Simon Russell Beale stars in the lead role of Prospero. Beale has been described as “the greatest stage actor of his generation”, known for his wide range of work in TV, film and theatre. Notable stage roles have included Samuel Foote in Mr Foote’s Other Leg at the Hampstead Theatre in 2015, as well as the title role in Uncle Vanya at the Donmar Warehouse in 2003.
This new production of The Tempest is by the RSC’s Artistic Director, Gregory Doran. Doran has been Artistic Director at the Royal Shakespeare Company since September 2012, in which time he has directed a huge range of ground-breaking productions, including Shakespeare Live! the unique collaboration with the BBC that celebrate 400 years since Shakespeare’s death.
The play tells the story of a man, robbed of his power, wealth and status, abandoned on a far away island by his enemies and simply left to wait. He is not a normal man though and this is certainly no normal island. Prospero is a magician, who has the skill to change and shape the very elements and change nature to his will.
As a ship appears in the distance, he conjures the violent tempest that wreaks havoc on the ship carrying his enemies and washes them up upon the shore. As the men come to, they find that they are on breathtaking island, where nothing is as it seems.
As part of this ground-breaking play, the Royal Shakespeare Company have partnered with Intel, to utilise some of the most advanced technology available today in reimagining the Shakespeare classic and making it a truly unforgettable theatre experience.
The Tempest starring Simon Russell Beale opened at the Barbican Theatre on 30th June 2017, for a strictly limited run until 18th August 2017 and is not to be missed.
Best seatsThe best tickets at the Barbican will generally be found at the centre of the Stalls, however as a fairly modern theatre, the views throughout the venue tend to be a lot better than many West End venues. Being reasonably free of pillars and overhangs, while also being very well raked, most seats in the theatre will be satisfactory to most, with distance from the stage being the main differentiating factor.
Important informationPlaying at: Barbican Theatre, Silk Street, London, EC2Y 8DS
Performance dates: 17 Aug 2017 - 18 Aug 2017
Running time: 2 hours 23 mins + 20 mins interval

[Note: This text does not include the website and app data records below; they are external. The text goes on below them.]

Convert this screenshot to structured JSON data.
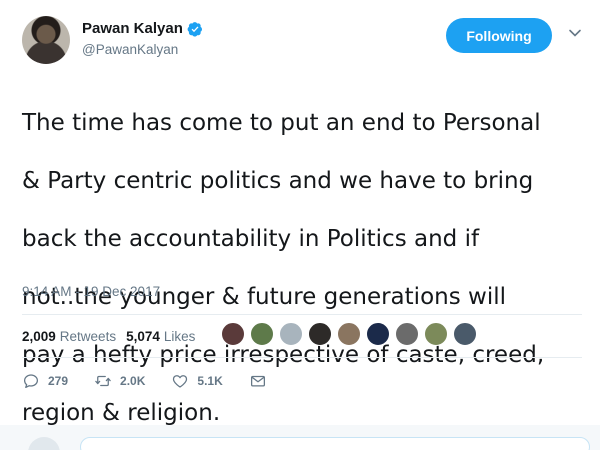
{
  "user": {
    "name": "Pawan Kalyan",
    "handle": "@PawanKalyan",
    "follow_label": "Following"
  },
  "tweet": {
    "text_lines": [
      "The time has come to put an end to Personal",
      "& Party centric politics and we have to  bring",
      "back the accountability in Politics and if",
      "not..the younger & future generations will",
      "pay a hefty price irrespective of caste, creed,",
      "region & religion."
    ],
    "timestamp": "9:14 AM - 19 Dec 2017"
  },
  "stats": {
    "retweets_count": "2,009",
    "retweets_label": "Retweets",
    "likes_count": "5,074",
    "likes_label": "Likes"
  },
  "likers": {
    "avatar_colors": [
      "#5a3a3a",
      "#5e7a4a",
      "#a8b4bd",
      "#2d2a28",
      "#8a7560",
      "#1b2a4a",
      "#6b6b6b",
      "#7c8a5a",
      "#4a5a6a"
    ]
  },
  "actions": {
    "reply_count": "279",
    "retweet_count": "2.0K",
    "like_count": "5.1K"
  },
  "colors": {
    "accent": "#1da1f2",
    "secondary_text": "#657786"
  }
}
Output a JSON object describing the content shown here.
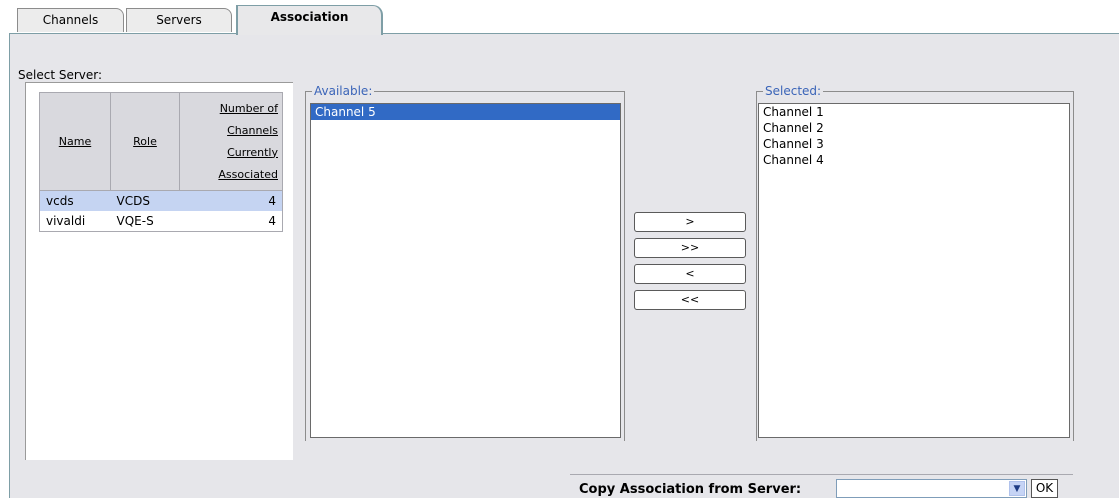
{
  "tabs": [
    {
      "label": "Channels"
    },
    {
      "label": "Servers"
    },
    {
      "label": "Association"
    }
  ],
  "select_server": {
    "label": "Select Server:",
    "columns": [
      "Name",
      "Role",
      "Number of Channels Currently Associated"
    ],
    "num_col_lines": [
      "Number of",
      "Channels",
      "Currently",
      "Associated"
    ],
    "rows": [
      {
        "name": "vcds",
        "role": "VCDS",
        "count": "4"
      },
      {
        "name": "vivaldi",
        "role": "VQE-S",
        "count": "4"
      }
    ]
  },
  "available": {
    "legend": "Available:",
    "items": [
      "Channel 5"
    ]
  },
  "selected": {
    "legend": "Selected:",
    "items": [
      "Channel 1",
      "Channel 2",
      "Channel 3",
      "Channel 4"
    ]
  },
  "buttons": {
    "add": ">",
    "add_all": ">>",
    "remove": "<",
    "remove_all": "<<"
  },
  "copy": {
    "label": "Copy Association from Server:",
    "value": "",
    "ok": "OK"
  }
}
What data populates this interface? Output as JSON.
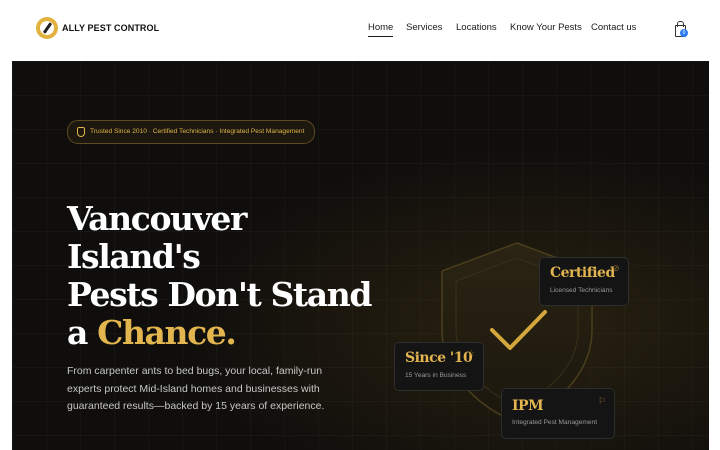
{
  "header": {
    "brand": "ALLY PEST CONTROL",
    "nav": [
      {
        "label": "Home",
        "active": true
      },
      {
        "label": "Services"
      },
      {
        "label": "Locations"
      },
      {
        "label": "Know Your Pests"
      },
      {
        "label": "Contact us"
      }
    ],
    "cart_count": "0",
    "cart_icon": "shopping-bag-icon"
  },
  "hero": {
    "badge_text": "Trusted Since 2010 · Certified Technicians · Integrated Pest Management",
    "title_lines": [
      "Vancouver",
      "Island's",
      "Pests Don't Stand"
    ],
    "title_last_prefix": "a ",
    "title_highlight": "Chance.",
    "description": "From carpenter ants to bed bugs, your local, family-run experts protect Mid-Island homes and businesses with guaranteed results—backed by 15 years of experience.",
    "accent_color": "#e3b54f",
    "cards": [
      {
        "title": "Certified",
        "subtitle": "Licensed Technicians",
        "icon": "check-circle-icon"
      },
      {
        "title": "Since '10",
        "subtitle": "15 Years in Business",
        "icon": "star-icon"
      },
      {
        "title": "IPM",
        "subtitle": "Integrated Pest Management",
        "icon": "flag-icon"
      }
    ]
  }
}
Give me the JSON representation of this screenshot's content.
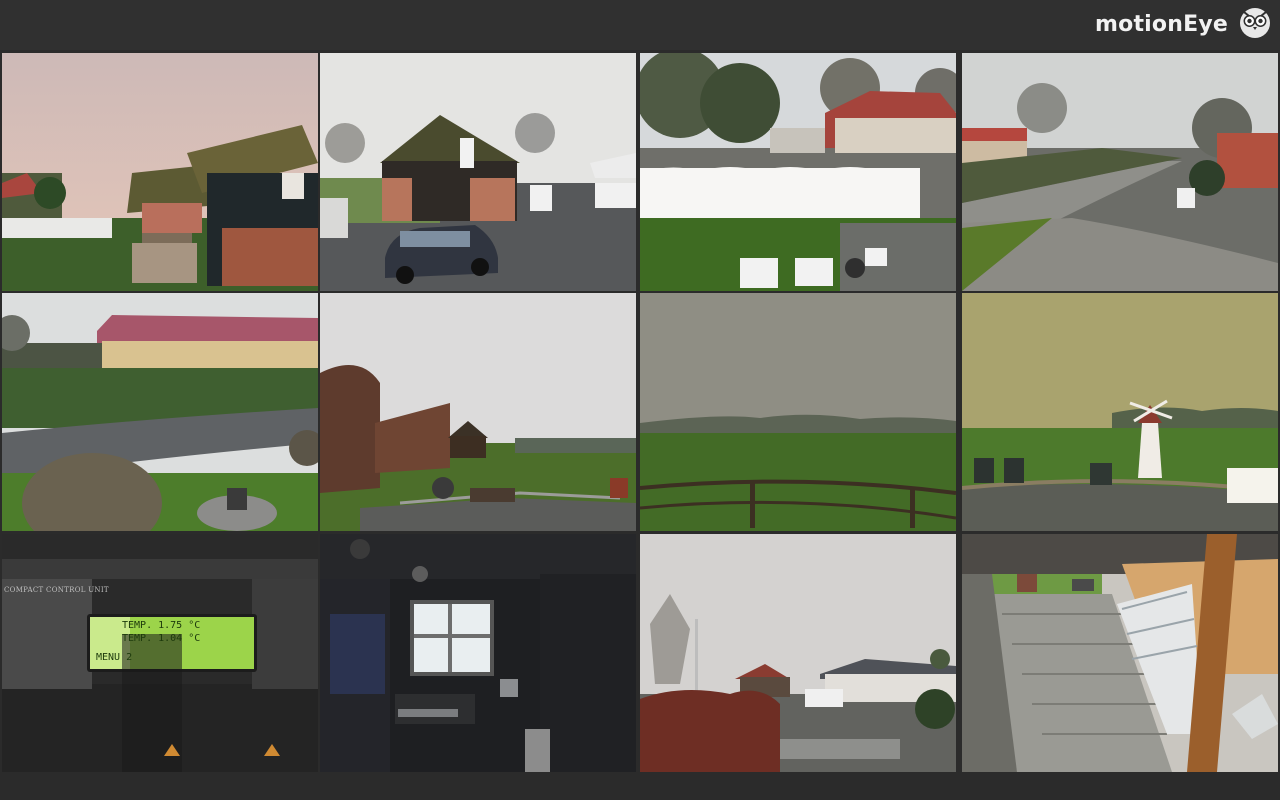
{
  "app": {
    "title": "motionEye",
    "logo_icon": "owl-icon"
  },
  "colors": {
    "header_bg": "#303030",
    "page_bg": "#2b2b2b",
    "brand_text": "#f2f2f2"
  },
  "cameras": [
    {
      "label": "",
      "time": "",
      "scene": "thatched-farmhouse"
    },
    {
      "label": "",
      "time": "",
      "scene": "barn-and-car"
    },
    {
      "label": "",
      "time": "",
      "scene": "white-fence-garden"
    },
    {
      "label": "",
      "time": "",
      "scene": "country-road"
    },
    {
      "label": "",
      "time": "",
      "scene": "road-and-hedge"
    },
    {
      "label": "",
      "time": "",
      "scene": "garden-hedge-shed"
    },
    {
      "label": "",
      "time": "",
      "scene": "foggy-field"
    },
    {
      "label": "",
      "time": "",
      "scene": "windmill-lawn"
    },
    {
      "label": "",
      "time": "",
      "scene": "control-unit-display"
    },
    {
      "label": "",
      "time": "",
      "scene": "dark-room-window"
    },
    {
      "label": "",
      "time": "",
      "scene": "street-houses"
    },
    {
      "label": "",
      "time": "",
      "scene": "patio-fisheye"
    }
  ],
  "control_unit": {
    "brand_text": "COMPACT CONTROL UNIT",
    "line1": "TEMP.  1.75 °C",
    "line2": "TEMP.  1.04 °C",
    "line3": "MENU 2"
  }
}
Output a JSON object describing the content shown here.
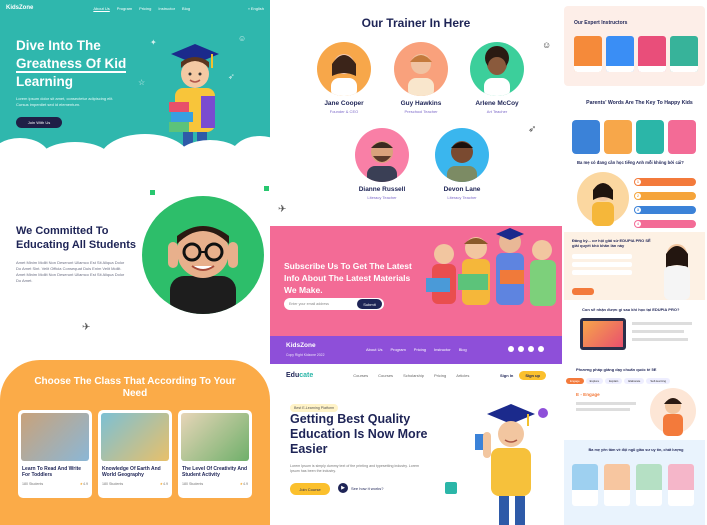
{
  "col1": {
    "hero": {
      "logo": "KidsZone",
      "nav": [
        "About Us",
        "Program",
        "Pricing",
        "Instructor",
        "Blog"
      ],
      "lang": "English",
      "title_lines": [
        "Dive Into The",
        "Greatness Of Kid",
        "Learning"
      ],
      "desc": "Lorem ipsum dolor sit amet, consectetur adipiscing elit. Cursus imperdiet sed id elementum.",
      "cta": "Join With Us"
    },
    "commit": {
      "title": "We Committed To Educating All Students",
      "desc": "Amet Minim Mollit Non Deserunt Ullamco Est Sit Aliqua Dolor Do Amet Sint. Velit Officia Consequat Duis Enim Velit Mollit. Amet Minim Mollit Non Deserunt Ullamco Est Sit Aliqua Dolor Do Amet."
    },
    "classes": {
      "title": "Choose The Class That According To Your Need",
      "cards": [
        {
          "title": "Learn To Read And Write For Toddlers",
          "students": "180 Students",
          "rating": "4.9"
        },
        {
          "title": "Knowledge Of Earth And World Geography",
          "students": "180 Students",
          "rating": "4.9"
        },
        {
          "title": "The Level Of Creativity And Student Activity",
          "students": "180 Students",
          "rating": "4.9"
        }
      ]
    }
  },
  "col2": {
    "trainers_title": "Our Trainer In Here",
    "trainers": [
      {
        "name": "Jane Cooper",
        "role": "Founder & CEO"
      },
      {
        "name": "Guy Hawkins",
        "role": "Preschool Teacher"
      },
      {
        "name": "Arlene McCoy",
        "role": "Art Teacher"
      },
      {
        "name": "Dianne Russell",
        "role": "Literacy Teacher"
      },
      {
        "name": "Devon Lane",
        "role": "Literacy Teacher"
      }
    ],
    "subscribe": {
      "title": "Subscribe Us To Get The Latest Info About The Latest Materials We Make.",
      "placeholder": "Enter your email address",
      "button": "Submit"
    },
    "footer": {
      "logo": "KidsZone",
      "copyright": "Copy Right Kidzone 2022",
      "links": [
        "About Us",
        "Program",
        "Pricing",
        "Instructor",
        "Blog"
      ]
    },
    "educate": {
      "logo_main": "Edu",
      "logo_accent": "cate",
      "nav": [
        "Courses",
        "Courses",
        "Scholarship",
        "Pricing",
        "Articles"
      ],
      "sign_in": "Sign In",
      "sign_up": "Sign up",
      "tag": "Best E-Learning Platform",
      "title": "Getting Best Quality Education Is Now More Easier",
      "desc": "Lorem Ipsum is simply dummy text of the printing and typesetting industry. Lorem Ipsum has been the industry.",
      "join": "Join Course",
      "how": "See how it works?"
    }
  },
  "col3": {
    "experts_title": "Our Expert Instructors",
    "parents_title": "Parents' Words Are The Key To Happy Kids",
    "question_title": "Ba mẹ có đang cần học tiếng Anh mỗi không bởi cái?",
    "steps": [
      "1",
      "2",
      "3",
      "4"
    ],
    "offer_title": "Đăng ký... cơ hội giải sử EDUPIA PRO SẼ giải quyết khó khăn lần này",
    "software_title": "Con sẽ nhận được gì sau khi học tại EDUPIA PRO?",
    "method_title": "Phương pháp giảng dạy chuẩn quốc tế 5E",
    "method_tabs": [
      "Engage",
      "Explore",
      "Explain",
      "Elaborate",
      "Self-learning"
    ],
    "method_heading": "E - Engage",
    "feedback_title": "Ba mẹ yên tâm về đội ngũ giảo sư uy tín, chất lượng"
  },
  "colors": {
    "teal": "#2fb7ad",
    "navy": "#1e2456",
    "green": "#2dbe6a",
    "orange": "#fbab48",
    "pink": "#f36b96",
    "purple": "#8e4fd9",
    "yellow": "#fbc02d"
  }
}
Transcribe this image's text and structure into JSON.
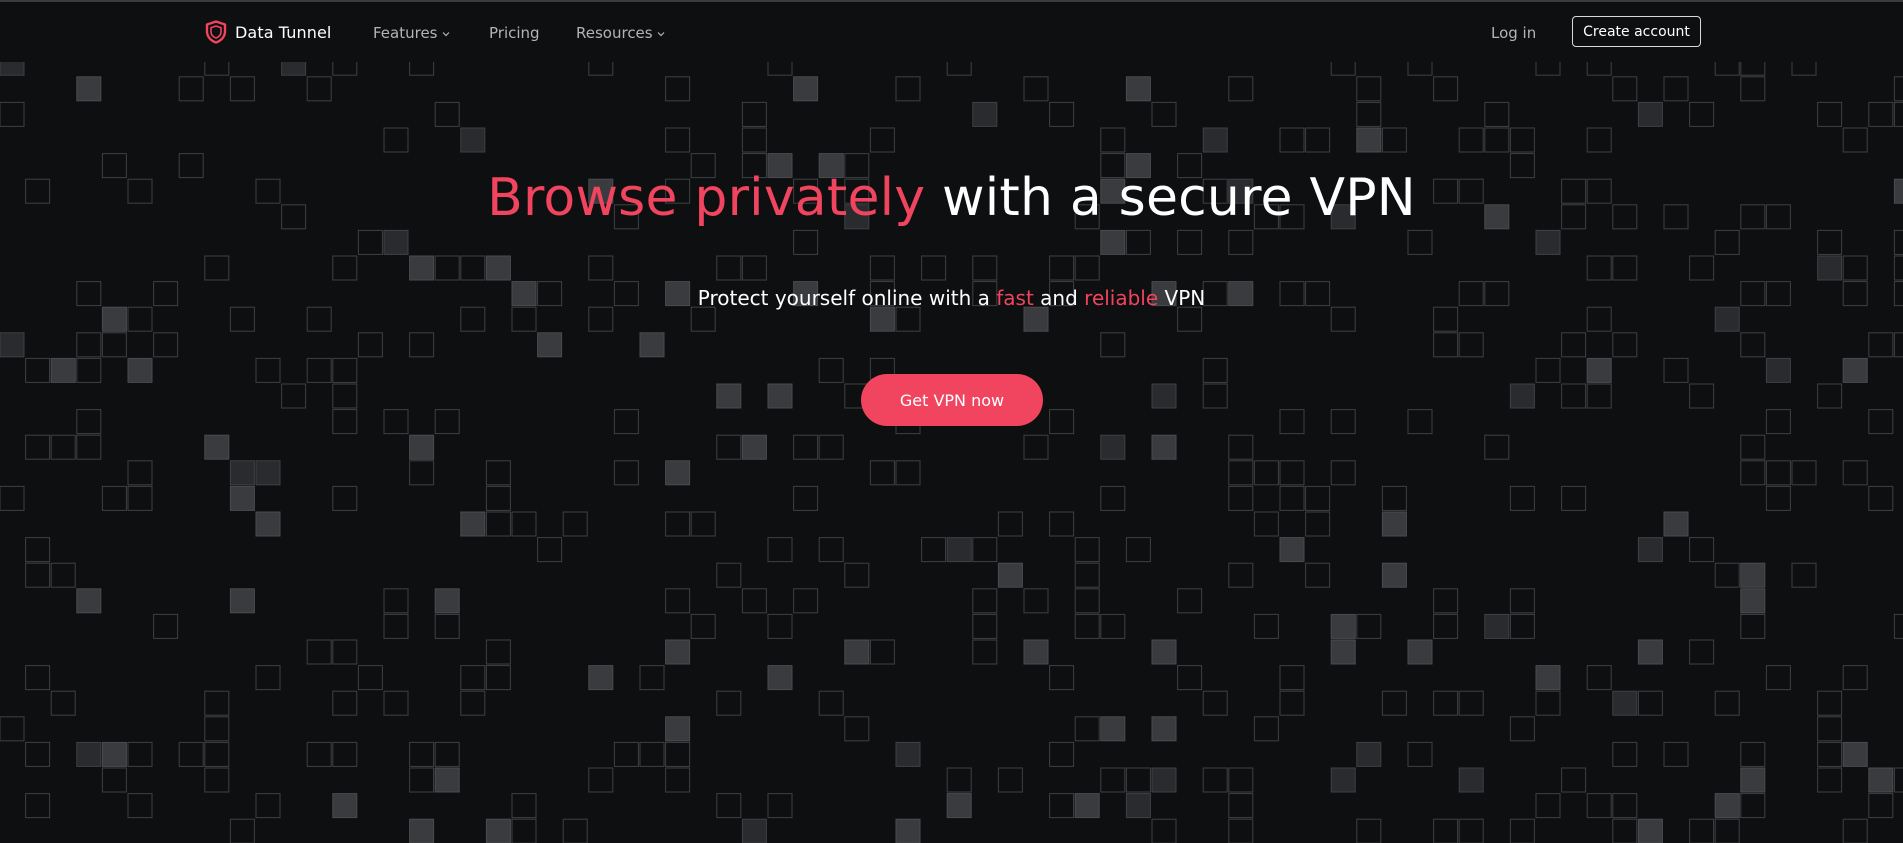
{
  "brand": {
    "name": "Data Tunnel",
    "icon": "shield-icon",
    "accent_color": "#f0445f"
  },
  "nav": {
    "features": "Features",
    "pricing": "Pricing",
    "resources": "Resources",
    "login": "Log in",
    "create_account": "Create account"
  },
  "hero": {
    "title_accent": "Browse privately",
    "title_rest": " with a secure VPN",
    "subtitle_pre": "Protect yourself online with a ",
    "subtitle_fast": "fast",
    "subtitle_mid": " and ",
    "subtitle_reliable": "reliable",
    "subtitle_post": " VPN",
    "cta": "Get VPN now"
  },
  "colors": {
    "background": "#0e0f11",
    "accent": "#f0445f",
    "text": "#ffffff",
    "muted_text": "#b3b4b8"
  }
}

Age restrictions: May not be suitable for very young children
Special notice: Perfect for any theatre fans who want to experience the brilliance of Shakespeare but are put off by the more traditional performances. This is theatre at its most technically ground-breaking and is the perfect introduction for teenage audiences to the Bard’s work.